═══ RECORDS SHOWN ═══
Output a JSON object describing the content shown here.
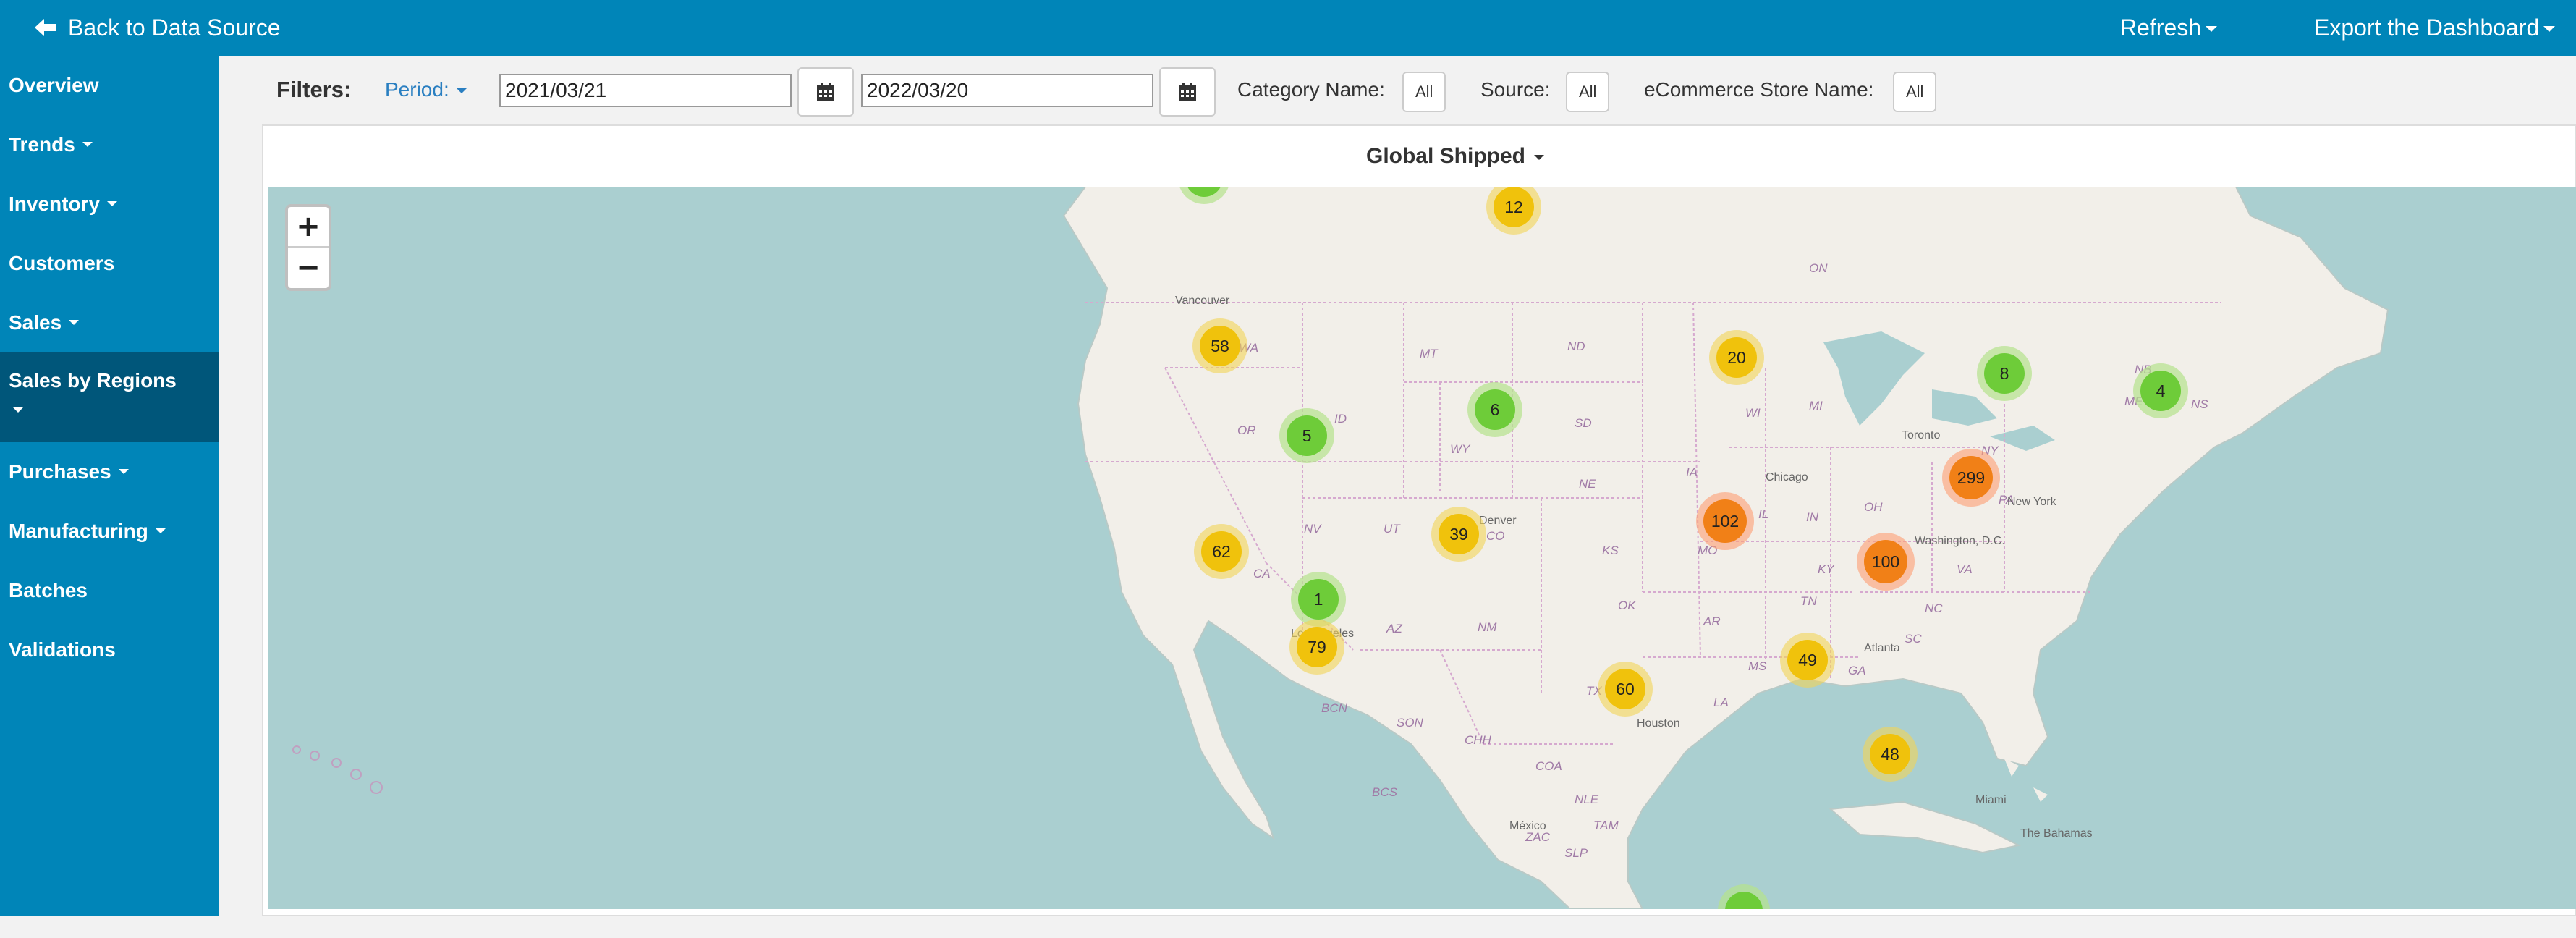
{
  "topbar": {
    "back_label": "Back to Data Source",
    "refresh_label": "Refresh",
    "export_label": "Export the Dashboard"
  },
  "sidebar": {
    "items": [
      {
        "label": "Overview",
        "caret": false
      },
      {
        "label": "Trends",
        "caret": true
      },
      {
        "label": "Inventory",
        "caret": true
      },
      {
        "label": "Customers",
        "caret": false
      },
      {
        "label": "Sales",
        "caret": true
      },
      {
        "label": "Sales by Regions",
        "caret": true,
        "active": true
      },
      {
        "label": "Purchases",
        "caret": true
      },
      {
        "label": "Manufacturing",
        "caret": true
      },
      {
        "label": "Batches",
        "caret": false
      },
      {
        "label": "Validations",
        "caret": false
      }
    ]
  },
  "filters": {
    "title": "Filters:",
    "period_label": "Period:",
    "start_date": "2021/03/21",
    "end_date": "2022/03/20",
    "category_label": "Category Name:",
    "category_value": "All",
    "source_label": "Source:",
    "source_value": "All",
    "store_label": "eCommerce Store Name:",
    "store_value": "All"
  },
  "panel": {
    "title": "Global Shipped"
  },
  "map": {
    "zoom_in": "+",
    "zoom_out": "−",
    "colors": {
      "water": "#aacfd0",
      "land": "#f2efe9",
      "border": "#d6a9cf",
      "cluster_green": "#6ecc39",
      "cluster_yellow": "#f0c20c",
      "cluster_orange": "#f18017"
    },
    "clusters": [
      {
        "count": "12",
        "level": "yellow"
      },
      {
        "count": "58",
        "level": "yellow"
      },
      {
        "count": "20",
        "level": "yellow"
      },
      {
        "count": "8",
        "level": "green"
      },
      {
        "count": "4",
        "level": "green"
      },
      {
        "count": "6",
        "level": "green"
      },
      {
        "count": "5",
        "level": "green"
      },
      {
        "count": "299",
        "level": "orange"
      },
      {
        "count": "102",
        "level": "orange"
      },
      {
        "count": "39",
        "level": "yellow"
      },
      {
        "count": "100",
        "level": "orange"
      },
      {
        "count": "62",
        "level": "yellow"
      },
      {
        "count": "1",
        "level": "green"
      },
      {
        "count": "79",
        "level": "yellow"
      },
      {
        "count": "49",
        "level": "yellow"
      },
      {
        "count": "60",
        "level": "yellow"
      },
      {
        "count": "48",
        "level": "yellow"
      }
    ],
    "region_labels": [
      "ON",
      "MT",
      "ND",
      "WY",
      "SD",
      "OR",
      "ID",
      "NV",
      "UT",
      "NE",
      "IA",
      "MI",
      "WI",
      "CA",
      "AZ",
      "NM",
      "OK",
      "KS",
      "MO",
      "IL",
      "IN",
      "OH",
      "KY",
      "TN",
      "AR",
      "MS",
      "GA",
      "SC",
      "NC",
      "VA",
      "PA",
      "NY",
      "ME",
      "NB",
      "NS",
      "TX",
      "LA",
      "CO",
      "WA",
      "BCN",
      "SON",
      "CHH",
      "COA",
      "NLE",
      "TAM",
      "SLP",
      "BCS",
      "ZAC"
    ],
    "city_labels": [
      "Vancouver",
      "Denver",
      "Chicago",
      "Toronto",
      "Washington, D.C.",
      "New York",
      "Atlanta",
      "Houston",
      "Los Angeles",
      "Miami",
      "México",
      "The Bahamas"
    ]
  }
}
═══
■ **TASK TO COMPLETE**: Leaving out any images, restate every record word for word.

■ **ANSWER FOR THIS EXERCISE**:
Output a JSON object describing the content shown here.
{
  "topbar": {
    "back_label": "Back to Data Source",
    "refresh_label": "Refresh",
    "export_label": "Export the Dashboard"
  },
  "sidebar": {
    "items": [
      {
        "label": "Overview",
        "caret": false
      },
      {
        "label": "Trends",
        "caret": true
      },
      {
        "label": "Inventory",
        "caret": true
      },
      {
        "label": "Customers",
        "caret": false
      },
      {
        "label": "Sales",
        "caret": true
      },
      {
        "label": "Sales by Regions",
        "caret": true,
        "active": true
      },
      {
        "label": "Purchases",
        "caret": true
      },
      {
        "label": "Manufacturing",
        "caret": true
      },
      {
        "label": "Batches",
        "caret": false
      },
      {
        "label": "Validations",
        "caret": false
      }
    ]
  },
  "filters": {
    "title": "Filters:",
    "period_label": "Period:",
    "start_date": "2021/03/21",
    "end_date": "2022/03/20",
    "category_label": "Category Name:",
    "category_value": "All",
    "source_label": "Source:",
    "source_value": "All",
    "store_label": "eCommerce Store Name:",
    "store_value": "All"
  },
  "panel": {
    "title": "Global Shipped"
  },
  "map": {
    "zoom_in": "+",
    "zoom_out": "−",
    "colors": {
      "water": "#aacfd0",
      "land": "#f2efe9",
      "border": "#d6a9cf",
      "cluster_green": "#6ecc39",
      "cluster_yellow": "#f0c20c",
      "cluster_orange": "#f18017"
    },
    "clusters": [
      {
        "count": "12",
        "level": "yellow"
      },
      {
        "count": "58",
        "level": "yellow"
      },
      {
        "count": "20",
        "level": "yellow"
      },
      {
        "count": "8",
        "level": "green"
      },
      {
        "count": "4",
        "level": "green"
      },
      {
        "count": "6",
        "level": "green"
      },
      {
        "count": "5",
        "level": "green"
      },
      {
        "count": "299",
        "level": "orange"
      },
      {
        "count": "102",
        "level": "orange"
      },
      {
        "count": "39",
        "level": "yellow"
      },
      {
        "count": "100",
        "level": "orange"
      },
      {
        "count": "62",
        "level": "yellow"
      },
      {
        "count": "1",
        "level": "green"
      },
      {
        "count": "79",
        "level": "yellow"
      },
      {
        "count": "49",
        "level": "yellow"
      },
      {
        "count": "60",
        "level": "yellow"
      },
      {
        "count": "48",
        "level": "yellow"
      }
    ],
    "region_labels": [
      "ON",
      "MT",
      "ND",
      "WY",
      "SD",
      "OR",
      "ID",
      "NV",
      "UT",
      "NE",
      "IA",
      "MI",
      "WI",
      "CA",
      "AZ",
      "NM",
      "OK",
      "KS",
      "MO",
      "IL",
      "IN",
      "OH",
      "KY",
      "TN",
      "AR",
      "MS",
      "GA",
      "SC",
      "NC",
      "VA",
      "PA",
      "NY",
      "ME",
      "NB",
      "NS",
      "TX",
      "LA",
      "CO",
      "WA",
      "BCN",
      "SON",
      "CHH",
      "COA",
      "NLE",
      "TAM",
      "SLP",
      "BCS",
      "ZAC"
    ],
    "city_labels": [
      "Vancouver",
      "Denver",
      "Chicago",
      "Toronto",
      "Washington, D.C.",
      "New York",
      "Atlanta",
      "Houston",
      "Los Angeles",
      "Miami",
      "México",
      "The Bahamas"
    ]
  }
}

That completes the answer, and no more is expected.